Charlie Brown of the USAAF was a Lt. flying his first mission as an aircraft commander flying a B-17, “Ye Olde Pub” on a bombing run over Bremen.

Brown’s bomber occupied the especially dangerous left of the formation, sometimes called the Purple Heart Corner. Bremen was defended by a large contingent of fighters and well-manned flak guns.

Two B-17s were quickly struck by heavy flak, and many went down. Brown’s bomber was hit at least once in the left wing. The crew had to shut down an engine which took them out of the formation. Soon they were met by about eight enemy fighters.

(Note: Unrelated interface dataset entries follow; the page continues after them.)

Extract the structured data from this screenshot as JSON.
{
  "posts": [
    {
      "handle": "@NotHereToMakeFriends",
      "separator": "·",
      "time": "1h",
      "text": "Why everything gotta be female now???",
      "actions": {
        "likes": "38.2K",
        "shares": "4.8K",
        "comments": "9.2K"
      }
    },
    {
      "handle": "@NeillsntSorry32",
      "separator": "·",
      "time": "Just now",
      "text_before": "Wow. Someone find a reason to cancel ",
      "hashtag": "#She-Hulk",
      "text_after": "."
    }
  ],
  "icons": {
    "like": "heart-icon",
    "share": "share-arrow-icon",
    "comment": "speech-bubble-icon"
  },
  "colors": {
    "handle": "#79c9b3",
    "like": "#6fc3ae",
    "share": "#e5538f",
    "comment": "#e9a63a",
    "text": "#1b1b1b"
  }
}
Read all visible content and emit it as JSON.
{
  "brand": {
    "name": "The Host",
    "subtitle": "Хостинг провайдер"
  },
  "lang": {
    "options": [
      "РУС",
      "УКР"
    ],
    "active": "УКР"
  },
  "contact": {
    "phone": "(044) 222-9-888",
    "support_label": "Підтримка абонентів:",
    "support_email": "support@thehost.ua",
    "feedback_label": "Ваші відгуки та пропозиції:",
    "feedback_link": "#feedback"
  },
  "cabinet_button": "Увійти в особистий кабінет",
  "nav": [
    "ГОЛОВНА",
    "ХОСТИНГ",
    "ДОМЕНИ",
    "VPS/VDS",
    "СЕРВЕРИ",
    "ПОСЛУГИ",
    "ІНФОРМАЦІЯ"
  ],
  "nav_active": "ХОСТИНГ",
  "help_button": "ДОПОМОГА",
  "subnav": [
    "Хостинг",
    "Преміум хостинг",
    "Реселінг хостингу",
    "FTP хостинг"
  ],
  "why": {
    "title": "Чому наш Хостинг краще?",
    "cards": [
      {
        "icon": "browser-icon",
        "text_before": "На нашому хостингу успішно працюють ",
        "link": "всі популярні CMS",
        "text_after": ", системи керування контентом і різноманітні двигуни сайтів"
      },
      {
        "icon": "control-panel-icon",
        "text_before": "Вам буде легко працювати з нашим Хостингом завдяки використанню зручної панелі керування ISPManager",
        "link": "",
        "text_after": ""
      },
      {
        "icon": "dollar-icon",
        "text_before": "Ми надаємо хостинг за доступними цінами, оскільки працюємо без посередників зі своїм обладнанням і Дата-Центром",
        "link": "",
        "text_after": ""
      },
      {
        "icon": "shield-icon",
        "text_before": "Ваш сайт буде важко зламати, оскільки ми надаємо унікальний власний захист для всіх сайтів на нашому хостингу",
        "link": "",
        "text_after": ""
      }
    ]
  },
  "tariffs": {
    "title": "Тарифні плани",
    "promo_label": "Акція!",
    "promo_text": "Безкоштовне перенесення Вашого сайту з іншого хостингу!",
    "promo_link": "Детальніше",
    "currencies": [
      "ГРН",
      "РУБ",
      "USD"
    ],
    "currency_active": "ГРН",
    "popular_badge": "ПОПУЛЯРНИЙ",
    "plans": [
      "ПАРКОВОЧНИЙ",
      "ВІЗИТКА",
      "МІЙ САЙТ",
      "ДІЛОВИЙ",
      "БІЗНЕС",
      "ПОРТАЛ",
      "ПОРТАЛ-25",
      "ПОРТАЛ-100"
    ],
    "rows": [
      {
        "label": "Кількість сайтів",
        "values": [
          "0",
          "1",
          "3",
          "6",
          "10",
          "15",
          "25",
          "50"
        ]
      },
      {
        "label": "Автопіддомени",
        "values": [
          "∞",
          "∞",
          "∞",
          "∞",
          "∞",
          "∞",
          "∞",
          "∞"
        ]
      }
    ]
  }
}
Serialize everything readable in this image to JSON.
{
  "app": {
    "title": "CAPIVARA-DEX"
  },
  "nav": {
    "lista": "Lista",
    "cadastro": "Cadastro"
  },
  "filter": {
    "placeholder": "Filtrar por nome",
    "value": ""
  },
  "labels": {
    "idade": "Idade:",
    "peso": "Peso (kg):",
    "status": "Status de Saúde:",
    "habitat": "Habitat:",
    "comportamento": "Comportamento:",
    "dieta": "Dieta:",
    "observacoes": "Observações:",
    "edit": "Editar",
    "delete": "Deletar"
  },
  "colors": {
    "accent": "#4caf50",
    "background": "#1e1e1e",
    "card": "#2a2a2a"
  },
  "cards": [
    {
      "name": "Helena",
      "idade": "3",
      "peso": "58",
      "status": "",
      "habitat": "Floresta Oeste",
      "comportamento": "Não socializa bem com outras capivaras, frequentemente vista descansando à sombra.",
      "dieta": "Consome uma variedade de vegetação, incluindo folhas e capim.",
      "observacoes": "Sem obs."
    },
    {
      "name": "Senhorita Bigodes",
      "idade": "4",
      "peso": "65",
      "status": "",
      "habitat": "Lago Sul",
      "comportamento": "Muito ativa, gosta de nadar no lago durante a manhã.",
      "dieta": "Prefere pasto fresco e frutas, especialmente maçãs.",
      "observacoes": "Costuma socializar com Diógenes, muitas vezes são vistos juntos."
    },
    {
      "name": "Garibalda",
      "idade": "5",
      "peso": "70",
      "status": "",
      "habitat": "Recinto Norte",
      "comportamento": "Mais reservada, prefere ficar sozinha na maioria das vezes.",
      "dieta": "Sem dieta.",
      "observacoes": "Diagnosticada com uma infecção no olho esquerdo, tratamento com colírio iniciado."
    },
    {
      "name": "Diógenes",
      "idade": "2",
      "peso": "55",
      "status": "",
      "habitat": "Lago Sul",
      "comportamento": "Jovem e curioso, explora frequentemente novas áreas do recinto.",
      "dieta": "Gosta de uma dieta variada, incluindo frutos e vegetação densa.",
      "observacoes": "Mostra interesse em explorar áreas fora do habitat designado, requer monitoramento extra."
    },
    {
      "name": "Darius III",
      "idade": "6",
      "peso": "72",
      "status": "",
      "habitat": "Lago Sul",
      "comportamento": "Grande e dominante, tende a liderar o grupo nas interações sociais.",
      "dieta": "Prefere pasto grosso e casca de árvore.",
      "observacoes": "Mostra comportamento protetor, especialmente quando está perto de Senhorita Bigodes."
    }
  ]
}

The B-17 was sometimes referred to as the flying porcupine and Ye Olde Pub sure lived up to The name. the gunners took out at least one of the fighters and as many as three, all on their own.

The remaining fighters were still able to take the fight to the bomber, however, and bullets tore through Ye Olde Pub.

the many danger zones of a B-17. Image By Bundesarchiv, Meschke/Wikipedia / CC-BY-SA 3.0
The many danger zones of a B-17. Image By Bundesarchiv / CC-BY-SA 3.0

The tail gunner, Sergeant Hugh “Ecky” Eckenrode, was killed as large sections of the tail were shot apart. Nine more crewmen were injured, some very badly wounded.

The electrical, hydraulic and oxygen systems were damaged. Brown was wounded in the shoulder, and the seriously wounded had little reprieve as the morphine syringes were frozen.

Oxygen deprivation and wounds caused Brown to black out momentarily as the bomber spiraled towards the earth. Brown woke up and said that his first memory was of dodging trees.

The wounds and lack of oxygen made his memory hazy, but from the severe damage and drop in altitude, it is assumed that the German fighters figured that their target was destined to crash.